Carve and Serve: When ready to serve, slice the steak against the grain.
Remember that cooking times can vary based on factors like the steak’s thickness, cooking equipment, and personal preferences. It’s always a good idea to practice and adjust your technique until you find the perfect approach for your taste.
What to serve with a tomahawk steak
The tomahawk is the star of the show so I go for simplicity.
Here are some ideas:
- Baked potatoes/frozen fries: Baked potatoes (you can add some toppings like sour cream, chives, melted cheese etc) and classic fries are always a winner but you can add some rosemary to tart them up a little.
- Tomatoes: A lovely simple tomato salad goes well and we often do this with fries.
- Grilled asparagus: Grilled asparagus spears seasoned with olive oil, garlic, salt, and pepper.
- Creamed spinach: Creamed spinach is a classic steakhouse side dish. Sautéed spinach cooked with cream, butter, and a touch of nutmeg.
- Mashed potatoes: Creamy mashed potatoes.
- Garlic butter green beans: Sautéed green beans tossed in garlic and butter. Top of Form

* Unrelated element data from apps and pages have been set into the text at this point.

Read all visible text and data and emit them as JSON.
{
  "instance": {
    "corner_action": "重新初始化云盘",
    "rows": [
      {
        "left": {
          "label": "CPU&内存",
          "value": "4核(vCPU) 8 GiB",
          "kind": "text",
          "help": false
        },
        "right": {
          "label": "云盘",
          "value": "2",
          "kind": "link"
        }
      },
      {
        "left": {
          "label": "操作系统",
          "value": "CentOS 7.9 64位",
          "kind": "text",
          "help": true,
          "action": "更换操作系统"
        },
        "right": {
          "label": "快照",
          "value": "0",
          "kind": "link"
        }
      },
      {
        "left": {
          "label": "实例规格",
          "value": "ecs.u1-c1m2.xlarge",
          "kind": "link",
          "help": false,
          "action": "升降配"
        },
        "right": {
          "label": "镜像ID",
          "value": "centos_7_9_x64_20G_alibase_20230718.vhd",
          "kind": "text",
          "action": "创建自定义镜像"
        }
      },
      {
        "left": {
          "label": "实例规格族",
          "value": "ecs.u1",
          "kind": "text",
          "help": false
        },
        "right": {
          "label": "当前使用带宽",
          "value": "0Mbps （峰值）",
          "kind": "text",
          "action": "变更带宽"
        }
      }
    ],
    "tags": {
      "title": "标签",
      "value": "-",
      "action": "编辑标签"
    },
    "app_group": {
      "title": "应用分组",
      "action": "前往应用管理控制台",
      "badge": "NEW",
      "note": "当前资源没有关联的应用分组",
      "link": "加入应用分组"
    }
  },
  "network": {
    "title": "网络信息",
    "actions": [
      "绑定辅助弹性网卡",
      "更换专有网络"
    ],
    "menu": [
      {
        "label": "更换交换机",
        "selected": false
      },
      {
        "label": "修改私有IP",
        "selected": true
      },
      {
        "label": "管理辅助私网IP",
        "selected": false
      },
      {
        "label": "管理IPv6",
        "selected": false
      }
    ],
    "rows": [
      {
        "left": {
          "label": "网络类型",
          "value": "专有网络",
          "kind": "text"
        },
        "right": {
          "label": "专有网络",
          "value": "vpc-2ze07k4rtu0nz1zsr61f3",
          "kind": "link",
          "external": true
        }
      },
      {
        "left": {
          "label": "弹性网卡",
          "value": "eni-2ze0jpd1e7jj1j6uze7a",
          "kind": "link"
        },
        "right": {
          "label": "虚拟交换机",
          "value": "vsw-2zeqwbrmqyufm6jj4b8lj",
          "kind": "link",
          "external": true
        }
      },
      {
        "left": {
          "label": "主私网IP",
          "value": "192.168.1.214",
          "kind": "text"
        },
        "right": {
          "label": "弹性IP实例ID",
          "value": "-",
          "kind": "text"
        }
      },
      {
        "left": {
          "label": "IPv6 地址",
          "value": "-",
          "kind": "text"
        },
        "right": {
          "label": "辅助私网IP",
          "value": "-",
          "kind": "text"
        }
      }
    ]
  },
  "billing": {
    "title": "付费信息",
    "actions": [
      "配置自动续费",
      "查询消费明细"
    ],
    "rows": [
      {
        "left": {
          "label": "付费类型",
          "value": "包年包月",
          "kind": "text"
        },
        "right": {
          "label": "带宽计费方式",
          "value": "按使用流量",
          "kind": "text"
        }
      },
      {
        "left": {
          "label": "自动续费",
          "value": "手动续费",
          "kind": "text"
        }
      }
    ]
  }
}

However, you decide to cook it and serve it.
You won’t be disappointed.
And when you do decide to splash out on a tomahawk steak, make sure you try and buy grass-fed.
It is more expensive, but you’ll be further rewarded for it.